WHAT THE EXERCISE ASKS: An exact reproduction of every record is required.

[Dataset records]
◆ ◆ ◆ ◆ ◆

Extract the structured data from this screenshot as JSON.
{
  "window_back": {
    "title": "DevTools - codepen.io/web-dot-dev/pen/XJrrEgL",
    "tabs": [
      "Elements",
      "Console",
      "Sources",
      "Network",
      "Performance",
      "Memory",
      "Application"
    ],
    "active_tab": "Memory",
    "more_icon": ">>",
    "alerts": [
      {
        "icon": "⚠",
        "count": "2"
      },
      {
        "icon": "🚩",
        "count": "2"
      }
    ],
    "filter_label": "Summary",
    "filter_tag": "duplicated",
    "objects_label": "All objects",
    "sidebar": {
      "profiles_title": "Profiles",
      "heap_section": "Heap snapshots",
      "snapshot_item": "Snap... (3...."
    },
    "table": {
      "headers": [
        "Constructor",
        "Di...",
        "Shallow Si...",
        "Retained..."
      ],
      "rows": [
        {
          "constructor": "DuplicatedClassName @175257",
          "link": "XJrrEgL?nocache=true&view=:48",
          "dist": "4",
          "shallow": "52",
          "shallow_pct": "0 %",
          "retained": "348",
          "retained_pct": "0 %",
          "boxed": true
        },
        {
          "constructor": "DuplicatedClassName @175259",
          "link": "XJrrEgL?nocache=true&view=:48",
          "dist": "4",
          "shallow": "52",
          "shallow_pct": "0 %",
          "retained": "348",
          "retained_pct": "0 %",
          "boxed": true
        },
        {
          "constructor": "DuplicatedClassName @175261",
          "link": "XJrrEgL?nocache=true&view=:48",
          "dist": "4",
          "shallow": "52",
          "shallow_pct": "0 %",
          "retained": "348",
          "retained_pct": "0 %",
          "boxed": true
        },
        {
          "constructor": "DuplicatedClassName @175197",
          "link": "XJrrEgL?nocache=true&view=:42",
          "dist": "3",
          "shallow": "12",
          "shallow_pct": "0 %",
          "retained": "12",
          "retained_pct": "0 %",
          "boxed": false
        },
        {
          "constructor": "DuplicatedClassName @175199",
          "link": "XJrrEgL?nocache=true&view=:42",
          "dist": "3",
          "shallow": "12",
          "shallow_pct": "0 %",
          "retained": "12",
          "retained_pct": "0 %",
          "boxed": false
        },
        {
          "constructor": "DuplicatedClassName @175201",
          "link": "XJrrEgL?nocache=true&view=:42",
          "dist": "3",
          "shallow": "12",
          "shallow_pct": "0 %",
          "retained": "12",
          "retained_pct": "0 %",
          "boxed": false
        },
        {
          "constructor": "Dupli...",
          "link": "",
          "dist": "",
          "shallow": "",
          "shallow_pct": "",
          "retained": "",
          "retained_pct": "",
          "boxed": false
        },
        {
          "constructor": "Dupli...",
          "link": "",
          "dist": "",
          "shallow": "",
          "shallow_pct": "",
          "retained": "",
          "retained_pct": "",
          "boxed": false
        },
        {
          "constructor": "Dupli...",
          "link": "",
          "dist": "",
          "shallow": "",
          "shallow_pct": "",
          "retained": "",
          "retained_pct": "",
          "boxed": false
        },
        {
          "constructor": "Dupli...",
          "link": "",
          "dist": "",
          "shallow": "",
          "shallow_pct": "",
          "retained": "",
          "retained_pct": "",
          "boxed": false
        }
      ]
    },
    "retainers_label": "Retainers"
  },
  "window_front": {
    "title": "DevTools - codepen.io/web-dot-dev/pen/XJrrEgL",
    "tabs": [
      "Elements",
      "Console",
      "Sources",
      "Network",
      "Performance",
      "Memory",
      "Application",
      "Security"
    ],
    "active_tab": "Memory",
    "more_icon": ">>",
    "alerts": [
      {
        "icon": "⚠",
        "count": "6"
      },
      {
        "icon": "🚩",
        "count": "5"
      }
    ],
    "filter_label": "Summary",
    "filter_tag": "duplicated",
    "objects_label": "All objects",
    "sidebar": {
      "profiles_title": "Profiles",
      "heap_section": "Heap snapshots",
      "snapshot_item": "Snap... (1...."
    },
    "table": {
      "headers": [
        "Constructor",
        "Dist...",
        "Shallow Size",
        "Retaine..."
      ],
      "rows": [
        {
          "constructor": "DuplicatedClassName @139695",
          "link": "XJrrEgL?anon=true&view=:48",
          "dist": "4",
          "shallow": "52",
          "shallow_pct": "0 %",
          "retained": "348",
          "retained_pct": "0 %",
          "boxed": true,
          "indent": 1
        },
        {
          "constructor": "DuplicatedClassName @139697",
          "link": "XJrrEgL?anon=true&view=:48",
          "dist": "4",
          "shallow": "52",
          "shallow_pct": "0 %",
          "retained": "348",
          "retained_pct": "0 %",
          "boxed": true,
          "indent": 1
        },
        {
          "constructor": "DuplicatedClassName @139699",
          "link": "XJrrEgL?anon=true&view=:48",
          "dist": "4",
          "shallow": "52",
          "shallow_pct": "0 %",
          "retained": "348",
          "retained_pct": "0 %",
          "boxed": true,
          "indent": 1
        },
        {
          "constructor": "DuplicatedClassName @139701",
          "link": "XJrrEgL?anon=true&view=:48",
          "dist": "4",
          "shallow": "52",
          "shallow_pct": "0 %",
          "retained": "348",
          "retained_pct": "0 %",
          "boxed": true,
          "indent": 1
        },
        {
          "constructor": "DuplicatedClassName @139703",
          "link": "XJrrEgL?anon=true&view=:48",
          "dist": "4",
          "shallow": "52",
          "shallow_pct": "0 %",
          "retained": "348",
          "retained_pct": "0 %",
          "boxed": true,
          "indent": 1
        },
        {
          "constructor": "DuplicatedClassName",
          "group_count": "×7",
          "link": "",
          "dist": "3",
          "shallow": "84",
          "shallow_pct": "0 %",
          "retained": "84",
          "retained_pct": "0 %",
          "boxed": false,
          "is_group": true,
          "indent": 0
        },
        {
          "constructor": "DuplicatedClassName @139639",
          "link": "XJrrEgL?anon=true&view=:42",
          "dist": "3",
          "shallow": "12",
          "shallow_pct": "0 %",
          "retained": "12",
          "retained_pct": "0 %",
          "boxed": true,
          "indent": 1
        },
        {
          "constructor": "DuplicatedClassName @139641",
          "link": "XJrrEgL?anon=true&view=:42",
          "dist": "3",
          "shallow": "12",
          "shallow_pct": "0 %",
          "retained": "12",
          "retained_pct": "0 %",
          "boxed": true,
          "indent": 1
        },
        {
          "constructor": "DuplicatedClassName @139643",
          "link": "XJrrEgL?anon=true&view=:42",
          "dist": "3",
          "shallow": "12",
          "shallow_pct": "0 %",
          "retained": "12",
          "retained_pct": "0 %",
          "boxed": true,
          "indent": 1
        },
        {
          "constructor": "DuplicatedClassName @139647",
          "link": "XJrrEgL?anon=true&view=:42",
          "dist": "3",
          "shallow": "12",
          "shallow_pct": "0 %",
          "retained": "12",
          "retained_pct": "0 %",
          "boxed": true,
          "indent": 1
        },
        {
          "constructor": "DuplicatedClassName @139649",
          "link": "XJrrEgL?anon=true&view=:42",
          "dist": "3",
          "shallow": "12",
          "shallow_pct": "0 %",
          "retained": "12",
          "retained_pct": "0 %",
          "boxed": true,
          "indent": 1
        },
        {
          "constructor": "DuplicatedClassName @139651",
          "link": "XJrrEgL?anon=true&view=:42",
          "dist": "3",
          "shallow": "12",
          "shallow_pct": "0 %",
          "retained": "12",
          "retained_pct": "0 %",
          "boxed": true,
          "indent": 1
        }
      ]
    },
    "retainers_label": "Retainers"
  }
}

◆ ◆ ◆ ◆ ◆

REPLY TO THE TASK:
Extract the structured data from this screenshot as JSON.
{
  "window_back": {
    "title": "DevTools - codepen.io/web-dot-dev/pen/XJrrEgL",
    "tabs": [
      "Elements",
      "Console",
      "Sources",
      "Network",
      "Performance",
      "Memory",
      "Application"
    ],
    "active_tab": "Memory",
    "more_icon": ">>",
    "alerts": [
      {
        "icon": "⚠",
        "count": "2"
      },
      {
        "icon": "🚩",
        "count": "2"
      }
    ],
    "filter_label": "Summary",
    "filter_tag": "duplicated",
    "objects_label": "All objects",
    "sidebar": {
      "profiles_title": "Profiles",
      "heap_section": "Heap snapshots",
      "snapshot_item": "Snap... (3...."
    },
    "table": {
      "headers": [
        "Constructor",
        "Di...",
        "Shallow Si...",
        "Retained..."
      ],
      "rows": [
        {
          "constructor": "DuplicatedClassName @175257",
          "link": "XJrrEgL?nocache=true&view=:48",
          "dist": "4",
          "shallow": "52",
          "shallow_pct": "0 %",
          "retained": "348",
          "retained_pct": "0 %",
          "boxed": true
        },
        {
          "constructor": "DuplicatedClassName @175259",
          "link": "XJrrEgL?nocache=true&view=:48",
          "dist": "4",
          "shallow": "52",
          "shallow_pct": "0 %",
          "retained": "348",
          "retained_pct": "0 %",
          "boxed": true
        },
        {
          "constructor": "DuplicatedClassName @175261",
          "link": "XJrrEgL?nocache=true&view=:48",
          "dist": "4",
          "shallow": "52",
          "shallow_pct": "0 %",
          "retained": "348",
          "retained_pct": "0 %",
          "boxed": true
        },
        {
          "constructor": "DuplicatedClassName @175197",
          "link": "XJrrEgL?nocache=true&view=:42",
          "dist": "3",
          "shallow": "12",
          "shallow_pct": "0 %",
          "retained": "12",
          "retained_pct": "0 %",
          "boxed": false
        },
        {
          "constructor": "DuplicatedClassName @175199",
          "link": "XJrrEgL?nocache=true&view=:42",
          "dist": "3",
          "shallow": "12",
          "shallow_pct": "0 %",
          "retained": "12",
          "retained_pct": "0 %",
          "boxed": false
        },
        {
          "constructor": "DuplicatedClassName @175201",
          "link": "XJrrEgL?nocache=true&view=:42",
          "dist": "3",
          "shallow": "12",
          "shallow_pct": "0 %",
          "retained": "12",
          "retained_pct": "0 %",
          "boxed": false
        },
        {
          "constructor": "Dupli...",
          "link": "",
          "dist": "",
          "shallow": "",
          "shallow_pct": "",
          "retained": "",
          "retained_pct": "",
          "boxed": false
        },
        {
          "constructor": "Dupli...",
          "link": "",
          "dist": "",
          "shallow": "",
          "shallow_pct": "",
          "retained": "",
          "retained_pct": "",
          "boxed": false
        },
        {
          "constructor": "Dupli...",
          "link": "",
          "dist": "",
          "shallow": "",
          "shallow_pct": "",
          "retained": "",
          "retained_pct": "",
          "boxed": false
        },
        {
          "constructor": "Dupli...",
          "link": "",
          "dist": "",
          "shallow": "",
          "shallow_pct": "",
          "retained": "",
          "retained_pct": "",
          "boxed": false
        }
      ]
    },
    "retainers_label": "Retainers"
  },
  "window_front": {
    "title": "DevTools - codepen.io/web-dot-dev/pen/XJrrEgL",
    "tabs": [
      "Elements",
      "Console",
      "Sources",
      "Network",
      "Performance",
      "Memory",
      "Application",
      "Security"
    ],
    "active_tab": "Memory",
    "more_icon": ">>",
    "alerts": [
      {
        "icon": "⚠",
        "count": "6"
      },
      {
        "icon": "🚩",
        "count": "5"
      }
    ],
    "filter_label": "Summary",
    "filter_tag": "duplicated",
    "objects_label": "All objects",
    "sidebar": {
      "profiles_title": "Profiles",
      "heap_section": "Heap snapshots",
      "snapshot_item": "Snap... (1...."
    },
    "table": {
      "headers": [
        "Constructor",
        "Dist...",
        "Shallow Size",
        "Retaine..."
      ],
      "rows": [
        {
          "constructor": "DuplicatedClassName @139695",
          "link": "XJrrEgL?anon=true&view=:48",
          "dist": "4",
          "shallow": "52",
          "shallow_pct": "0 %",
          "retained": "348",
          "retained_pct": "0 %",
          "boxed": true,
          "indent": 1
        },
        {
          "constructor": "DuplicatedClassName @139697",
          "link": "XJrrEgL?anon=true&view=:48",
          "dist": "4",
          "shallow": "52",
          "shallow_pct": "0 %",
          "retained": "348",
          "retained_pct": "0 %",
          "boxed": true,
          "indent": 1
        },
        {
          "constructor": "DuplicatedClassName @139699",
          "link": "XJrrEgL?anon=true&view=:48",
          "dist": "4",
          "shallow": "52",
          "shallow_pct": "0 %",
          "retained": "348",
          "retained_pct": "0 %",
          "boxed": true,
          "indent": 1
        },
        {
          "constructor": "DuplicatedClassName @139701",
          "link": "XJrrEgL?anon=true&view=:48",
          "dist": "4",
          "shallow": "52",
          "shallow_pct": "0 %",
          "retained": "348",
          "retained_pct": "0 %",
          "boxed": true,
          "indent": 1
        },
        {
          "constructor": "DuplicatedClassName @139703",
          "link": "XJrrEgL?anon=true&view=:48",
          "dist": "4",
          "shallow": "52",
          "shallow_pct": "0 %",
          "retained": "348",
          "retained_pct": "0 %",
          "boxed": true,
          "indent": 1
        },
        {
          "constructor": "DuplicatedClassName",
          "group_count": "×7",
          "link": "",
          "dist": "3",
          "shallow": "84",
          "shallow_pct": "0 %",
          "retained": "84",
          "retained_pct": "0 %",
          "boxed": false,
          "is_group": true,
          "indent": 0
        },
        {
          "constructor": "DuplicatedClassName @139639",
          "link": "XJrrEgL?anon=true&view=:42",
          "dist": "3",
          "shallow": "12",
          "shallow_pct": "0 %",
          "retained": "12",
          "retained_pct": "0 %",
          "boxed": true,
          "indent": 1
        },
        {
          "constructor": "DuplicatedClassName @139641",
          "link": "XJrrEgL?anon=true&view=:42",
          "dist": "3",
          "shallow": "12",
          "shallow_pct": "0 %",
          "retained": "12",
          "retained_pct": "0 %",
          "boxed": true,
          "indent": 1
        },
        {
          "constructor": "DuplicatedClassName @139643",
          "link": "XJrrEgL?anon=true&view=:42",
          "dist": "3",
          "shallow": "12",
          "shallow_pct": "0 %",
          "retained": "12",
          "retained_pct": "0 %",
          "boxed": true,
          "indent": 1
        },
        {
          "constructor": "DuplicatedClassName @139647",
          "link": "XJrrEgL?anon=true&view=:42",
          "dist": "3",
          "shallow": "12",
          "shallow_pct": "0 %",
          "retained": "12",
          "retained_pct": "0 %",
          "boxed": true,
          "indent": 1
        },
        {
          "constructor": "DuplicatedClassName @139649",
          "link": "XJrrEgL?anon=true&view=:42",
          "dist": "3",
          "shallow": "12",
          "shallow_pct": "0 %",
          "retained": "12",
          "retained_pct": "0 %",
          "boxed": true,
          "indent": 1
        },
        {
          "constructor": "DuplicatedClassName @139651",
          "link": "XJrrEgL?anon=true&view=:42",
          "dist": "3",
          "shallow": "12",
          "shallow_pct": "0 %",
          "retained": "12",
          "retained_pct": "0 %",
          "boxed": true,
          "indent": 1
        }
      ]
    },
    "retainers_label": "Retainers"
  }
}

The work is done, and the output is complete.